It is my pleasure to once again welcome author Ariella Moon to Rachel’s Words.
About Ariella Moon
Ariella Moon draws upon her experiences as a shaman to create magical Young Adult fiction. Her Two Realms Trilogy is a medieval fantasy adventure series. The Teen Wytche Saga is a series of sweet contemporary paranormal romances.
Ariella spent her childhood searching for a magical wardrobe that would transport her to Narnia. Extreme math anxiety and taller students that mistook her for a leaning post marred her youth. Despite these horrors, she graduated summa cum laude from the University of California at Davis. She lives a nearly normal life doting on her extraordinary daughter, two shamelessly spoiled dogs, and a media-shy dragon.
Ariella loves to hear from her readers. You can reach her at:
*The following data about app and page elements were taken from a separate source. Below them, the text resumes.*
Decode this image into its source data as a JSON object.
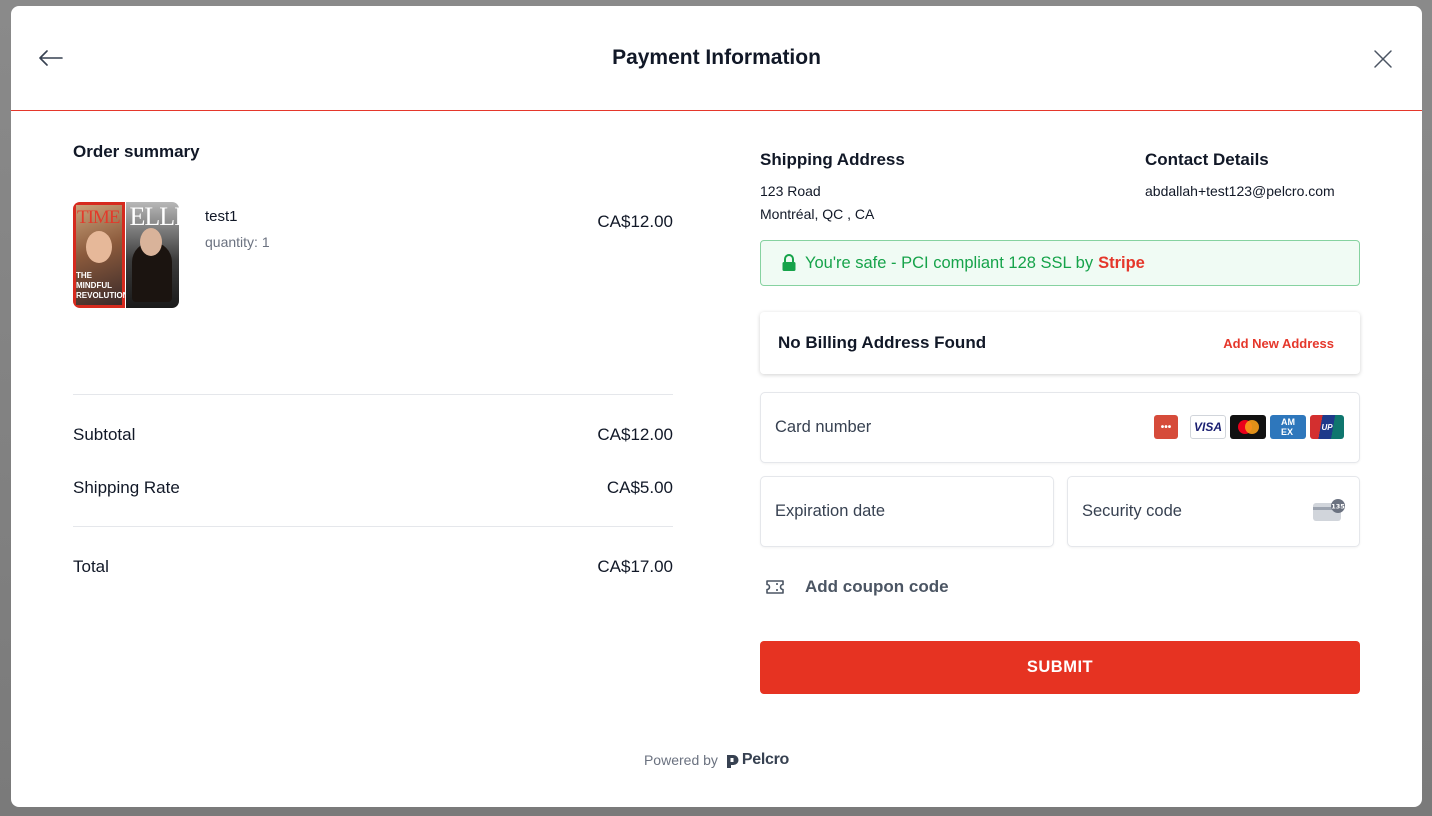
{
  "modal": {
    "title": "Payment Information"
  },
  "order": {
    "title": "Order summary",
    "item": {
      "name": "test1",
      "quantity": "quantity: 1",
      "price": "CA$12.00",
      "thumbnail": {
        "mag1_mast": "TIME",
        "mag1_caption": "THE MINDFUL REVOLUTION",
        "mag2_mast": "ELLE"
      }
    },
    "subtotal_label": "Subtotal",
    "subtotal_value": "CA$12.00",
    "shipping_label": "Shipping Rate",
    "shipping_value": "CA$5.00",
    "total_label": "Total",
    "total_value": "CA$17.00"
  },
  "shipping": {
    "title": "Shipping Address",
    "line1": "123 Road",
    "line2": "Montréal, QC , CA"
  },
  "contact": {
    "title": "Contact Details",
    "email": "abdallah+test123@pelcro.com"
  },
  "security": {
    "text": "You're safe - PCI compliant 128 SSL by",
    "brand": "Stripe"
  },
  "billing": {
    "status": "No Billing Address Found",
    "add_label": "Add New Address"
  },
  "payment": {
    "card_placeholder": "Card number",
    "exp_placeholder": "Expiration date",
    "cvc_placeholder": "Security code",
    "card_brands": [
      "generic-card-icon",
      "visa-icon",
      "mastercard-icon",
      "amex-icon",
      "unionpay-icon"
    ]
  },
  "coupon": {
    "label": "Add coupon code"
  },
  "submit": {
    "label": "SUBMIT"
  },
  "footer": {
    "powered_by": "Powered by",
    "brand": "Pelcro"
  },
  "colors": {
    "accent": "#e63322",
    "safe_text": "#16a34a",
    "safe_bg": "#f0fbf4"
  }
}
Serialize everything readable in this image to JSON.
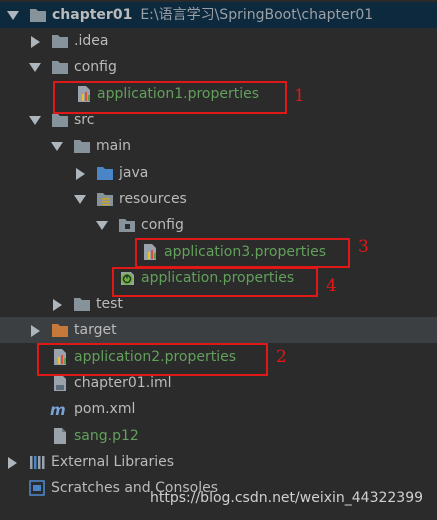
{
  "project": {
    "name": "chapter01",
    "path": "E:\\语言学习\\SpringBoot\\chapter01"
  },
  "tree": {
    "idea": ".idea",
    "config": "config",
    "app1": "application1.properties",
    "src": "src",
    "main": "main",
    "java": "java",
    "resources": "resources",
    "res_config": "config",
    "app3": "application3.properties",
    "app": "application.properties",
    "test": "test",
    "target": "target",
    "app2": "application2.properties",
    "iml": "chapter01.iml",
    "pom": "pom.xml",
    "p12": "sang.p12",
    "ext": "External Libraries",
    "scratches": "Scratches and Consoles"
  },
  "annotations": [
    "1",
    "2",
    "3",
    "4"
  ],
  "watermark": "https://blog.csdn.net/weixin_44322399",
  "colors": {
    "selection": "#0d293e",
    "highlight_box": "#e01818",
    "props_text": "#62a05c",
    "folder": "#87939a",
    "source_folder": "#4a86c7"
  }
}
Betrayed. Branded. Betrothed. Lady Fenella’s fate is shackled to the most powerful sorcerer and sorceress: Merlin and the Lady of the Lake.
Lady Fenella, ever surrounded by guards, knows only responsibility and duty. She believes Merlin and the Lady of the Lake are myths, Gran’s warnings about Fairy are superstition, and Fairy was invented to make children behave.
But then Gran brands her, Lord Argonshire kidnaps her, and the Lady of the Lake makes her a pawn. The Highland heiress must betray her newly betrothed and fend for herself when she dives into a wormhole to save her cousin. She lands in a part of Fairy even fairies avoid, and joins forces with a half-Viking/half-Fairy.
Fenella must use her wits to find her cousin, free the Lady of the Lake, and reach the wormhole in Glastonbury by Beltane. Nine days to unshackle herself from a sorceress, prevent a war between two clans, and decide in which realm—and with which lad—she truly belongs. Oh, and The Most Powerful Wizard stands in her way.
Fenella scratched the freckles dotting her wrist. She had none of Mother’s fragile beauty, her dewy widow eyes. Instead, she had been cursed with hair redder than rowanberries at Michaelmas. Freckles marred her nose, and she appeared sturdy rather than graceful. Och. She was here for the view of the river. She would nae waste her precious free minutes wallowing in self-pity.
“Thaness of Thorburn!” Her cousin’s voice, eager and cracking, called up to her from the steep slope, four stories below.
Fenella flattened her stomach against the cold stone crenel, peered over the edge, and waved. “Sorley! You have returned.”
He grinned up at her, panting as though he had run a great distance. His riot of red hair had settled into a windblown mat that all but obscured his keen blue eyes.
“Descend,” he said. “I have discovered a fairy mound!”
Her hands tightened on the wall. It had been years since she and Sorley had searched the bracken for fairies, avoided caves for fear of goblins, or pretended cowberries were pixie dust. Gran had put a stop to it.
“Dinna seek trouble, lad!” Her gran’s voice grated like cart wheels over jagged rocks. Fenella drew back in case the old woman glanced up from the herb garden. “You better hope ’tis not a fairy mound!” Gran spat the words. “Fall down one of those, and the fairies will enslave you. Now, run along. The thaness has better things to do than wander aboot with you, Sorley Rose.”
Far below, a door slammed. Fenella ventured another peek over the wall.
“Lady Fenella.” Balfour, the oldest and most trusted of her guards, had appeared at her side.
Duty calls. Her shoulders sagged. She cupped her hands around her mouth and shouted, “Mayhap, later.”
Sorley’s mouth drooped into a thin, disappointed line. A lonely expression flicked across his face but was quickly masked. A door creaked open, and he spun towards the sound.
“Sorley Rose!” Gran’s voice shot like a flaming arrow across the bailey.
Sorley glanced up at Fenella. “Aye, later then.” He spoke so quietly, she had to lean far over the crenellated wall to hear him. He waved farewell then romped into the woods, his flame-colored hair bobbing like a soldier’s torch.